BEGIN

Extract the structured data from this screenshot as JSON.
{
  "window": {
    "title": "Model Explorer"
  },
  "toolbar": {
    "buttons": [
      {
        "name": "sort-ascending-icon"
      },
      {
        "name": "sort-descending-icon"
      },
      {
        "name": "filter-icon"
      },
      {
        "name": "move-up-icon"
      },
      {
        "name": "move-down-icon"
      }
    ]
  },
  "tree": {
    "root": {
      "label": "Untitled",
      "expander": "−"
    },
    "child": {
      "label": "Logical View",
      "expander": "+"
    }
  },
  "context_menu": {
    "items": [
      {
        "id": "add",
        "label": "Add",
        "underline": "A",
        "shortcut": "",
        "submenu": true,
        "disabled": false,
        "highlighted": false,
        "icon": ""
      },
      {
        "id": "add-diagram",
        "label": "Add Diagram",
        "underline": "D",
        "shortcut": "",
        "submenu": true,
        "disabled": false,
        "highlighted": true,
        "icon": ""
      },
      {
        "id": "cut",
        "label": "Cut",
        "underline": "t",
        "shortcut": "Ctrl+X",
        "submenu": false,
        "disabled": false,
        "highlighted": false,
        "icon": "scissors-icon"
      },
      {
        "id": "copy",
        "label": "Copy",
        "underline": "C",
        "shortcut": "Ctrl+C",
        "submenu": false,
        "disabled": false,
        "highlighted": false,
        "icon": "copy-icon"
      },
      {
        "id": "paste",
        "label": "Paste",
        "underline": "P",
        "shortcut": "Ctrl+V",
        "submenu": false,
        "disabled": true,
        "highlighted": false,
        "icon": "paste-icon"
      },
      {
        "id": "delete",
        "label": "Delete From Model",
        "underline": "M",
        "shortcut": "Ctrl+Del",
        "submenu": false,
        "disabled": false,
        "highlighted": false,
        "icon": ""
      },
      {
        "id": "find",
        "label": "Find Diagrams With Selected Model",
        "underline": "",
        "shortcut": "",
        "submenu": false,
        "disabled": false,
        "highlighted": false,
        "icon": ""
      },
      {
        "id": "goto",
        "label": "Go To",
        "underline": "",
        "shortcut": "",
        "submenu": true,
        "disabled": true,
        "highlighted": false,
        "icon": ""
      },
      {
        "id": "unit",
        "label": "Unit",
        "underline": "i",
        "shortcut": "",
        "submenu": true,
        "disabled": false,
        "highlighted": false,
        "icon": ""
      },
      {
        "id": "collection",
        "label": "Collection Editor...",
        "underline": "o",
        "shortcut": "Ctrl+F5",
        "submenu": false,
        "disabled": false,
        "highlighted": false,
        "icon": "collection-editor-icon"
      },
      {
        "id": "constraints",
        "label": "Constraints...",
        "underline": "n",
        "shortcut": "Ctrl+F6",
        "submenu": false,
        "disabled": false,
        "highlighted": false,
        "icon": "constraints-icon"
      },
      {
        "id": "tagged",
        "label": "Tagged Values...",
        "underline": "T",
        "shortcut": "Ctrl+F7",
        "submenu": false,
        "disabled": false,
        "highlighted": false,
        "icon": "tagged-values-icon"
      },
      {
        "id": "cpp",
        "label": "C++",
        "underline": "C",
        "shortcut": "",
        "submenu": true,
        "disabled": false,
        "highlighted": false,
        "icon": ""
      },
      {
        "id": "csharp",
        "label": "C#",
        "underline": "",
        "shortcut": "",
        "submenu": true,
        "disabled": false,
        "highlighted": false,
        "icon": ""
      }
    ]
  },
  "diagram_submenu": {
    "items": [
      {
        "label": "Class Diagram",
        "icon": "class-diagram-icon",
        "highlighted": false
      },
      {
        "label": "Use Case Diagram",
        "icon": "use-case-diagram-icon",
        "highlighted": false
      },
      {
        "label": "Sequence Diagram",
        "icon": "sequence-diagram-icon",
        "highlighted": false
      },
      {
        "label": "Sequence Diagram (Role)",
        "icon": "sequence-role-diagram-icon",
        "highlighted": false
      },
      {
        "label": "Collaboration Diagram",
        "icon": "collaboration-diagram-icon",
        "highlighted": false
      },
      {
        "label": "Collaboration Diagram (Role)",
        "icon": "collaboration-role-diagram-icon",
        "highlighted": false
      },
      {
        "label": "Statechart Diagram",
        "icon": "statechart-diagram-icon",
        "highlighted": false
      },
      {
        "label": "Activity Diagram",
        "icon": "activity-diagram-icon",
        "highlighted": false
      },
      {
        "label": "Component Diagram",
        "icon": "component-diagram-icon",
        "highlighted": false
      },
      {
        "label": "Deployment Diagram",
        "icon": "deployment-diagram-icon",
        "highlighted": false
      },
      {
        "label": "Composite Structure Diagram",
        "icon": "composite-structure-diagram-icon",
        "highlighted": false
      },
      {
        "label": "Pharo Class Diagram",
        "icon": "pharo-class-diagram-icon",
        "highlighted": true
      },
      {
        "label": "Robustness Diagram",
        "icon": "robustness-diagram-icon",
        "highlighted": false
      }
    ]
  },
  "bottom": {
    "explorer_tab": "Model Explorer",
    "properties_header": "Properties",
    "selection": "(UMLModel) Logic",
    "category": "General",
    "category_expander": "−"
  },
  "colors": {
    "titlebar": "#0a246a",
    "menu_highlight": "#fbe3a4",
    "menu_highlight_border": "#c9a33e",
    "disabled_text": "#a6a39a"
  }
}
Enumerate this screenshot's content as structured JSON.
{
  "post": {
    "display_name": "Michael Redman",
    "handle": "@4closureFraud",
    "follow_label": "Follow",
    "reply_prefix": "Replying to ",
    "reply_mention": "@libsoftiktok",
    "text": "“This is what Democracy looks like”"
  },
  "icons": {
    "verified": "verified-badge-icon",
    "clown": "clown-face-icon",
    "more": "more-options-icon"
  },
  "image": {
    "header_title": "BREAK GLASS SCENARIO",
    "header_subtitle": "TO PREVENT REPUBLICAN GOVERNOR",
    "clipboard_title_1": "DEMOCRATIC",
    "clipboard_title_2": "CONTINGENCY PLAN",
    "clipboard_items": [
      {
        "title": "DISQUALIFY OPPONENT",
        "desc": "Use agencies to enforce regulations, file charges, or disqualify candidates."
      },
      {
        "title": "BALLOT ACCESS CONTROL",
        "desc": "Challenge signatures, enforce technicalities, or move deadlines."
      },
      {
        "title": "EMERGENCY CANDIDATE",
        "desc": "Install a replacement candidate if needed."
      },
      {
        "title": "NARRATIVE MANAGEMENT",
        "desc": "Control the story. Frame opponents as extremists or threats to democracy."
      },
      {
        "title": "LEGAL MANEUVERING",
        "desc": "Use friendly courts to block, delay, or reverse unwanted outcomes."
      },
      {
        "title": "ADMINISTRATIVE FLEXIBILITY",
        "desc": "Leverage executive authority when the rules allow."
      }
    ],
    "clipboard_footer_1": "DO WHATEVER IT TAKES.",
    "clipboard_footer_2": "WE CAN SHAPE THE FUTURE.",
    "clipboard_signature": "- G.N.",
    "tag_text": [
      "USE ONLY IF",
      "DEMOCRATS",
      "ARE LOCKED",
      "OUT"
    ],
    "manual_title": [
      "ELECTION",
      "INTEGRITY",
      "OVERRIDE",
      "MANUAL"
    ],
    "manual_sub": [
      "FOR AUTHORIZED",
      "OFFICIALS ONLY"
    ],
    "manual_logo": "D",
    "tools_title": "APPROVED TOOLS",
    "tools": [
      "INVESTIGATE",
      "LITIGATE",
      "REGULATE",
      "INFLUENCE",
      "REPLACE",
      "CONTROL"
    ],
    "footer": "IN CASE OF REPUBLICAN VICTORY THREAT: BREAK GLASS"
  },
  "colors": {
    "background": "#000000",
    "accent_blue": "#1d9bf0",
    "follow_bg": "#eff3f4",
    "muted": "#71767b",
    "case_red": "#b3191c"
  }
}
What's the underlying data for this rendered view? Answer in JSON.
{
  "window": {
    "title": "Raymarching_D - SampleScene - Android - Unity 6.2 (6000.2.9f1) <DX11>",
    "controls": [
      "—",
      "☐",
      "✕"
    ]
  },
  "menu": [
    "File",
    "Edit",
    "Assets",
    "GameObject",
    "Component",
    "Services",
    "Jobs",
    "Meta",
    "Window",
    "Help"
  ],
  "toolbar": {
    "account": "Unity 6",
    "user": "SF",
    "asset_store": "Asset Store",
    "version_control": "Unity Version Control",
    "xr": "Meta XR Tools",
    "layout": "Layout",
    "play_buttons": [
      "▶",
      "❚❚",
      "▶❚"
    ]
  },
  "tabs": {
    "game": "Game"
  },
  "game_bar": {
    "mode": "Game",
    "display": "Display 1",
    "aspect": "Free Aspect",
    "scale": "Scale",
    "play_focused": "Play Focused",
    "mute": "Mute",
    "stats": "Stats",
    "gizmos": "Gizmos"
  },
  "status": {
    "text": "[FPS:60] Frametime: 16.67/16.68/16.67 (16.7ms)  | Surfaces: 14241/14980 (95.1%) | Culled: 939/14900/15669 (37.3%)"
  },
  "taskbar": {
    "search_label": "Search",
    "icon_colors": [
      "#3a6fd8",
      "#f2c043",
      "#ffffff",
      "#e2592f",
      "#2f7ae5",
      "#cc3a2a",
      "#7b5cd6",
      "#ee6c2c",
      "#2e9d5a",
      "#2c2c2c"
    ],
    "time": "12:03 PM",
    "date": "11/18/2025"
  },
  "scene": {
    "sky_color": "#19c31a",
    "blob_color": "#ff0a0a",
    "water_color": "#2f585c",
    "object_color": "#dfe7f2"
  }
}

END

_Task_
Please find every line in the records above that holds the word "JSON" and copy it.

_Solved problem_
Extract the structured data from this screenshot as JSON.
Enumerate this screenshot's content as structured JSON.
What's the underlying data for this rendered view? Answer in JSON.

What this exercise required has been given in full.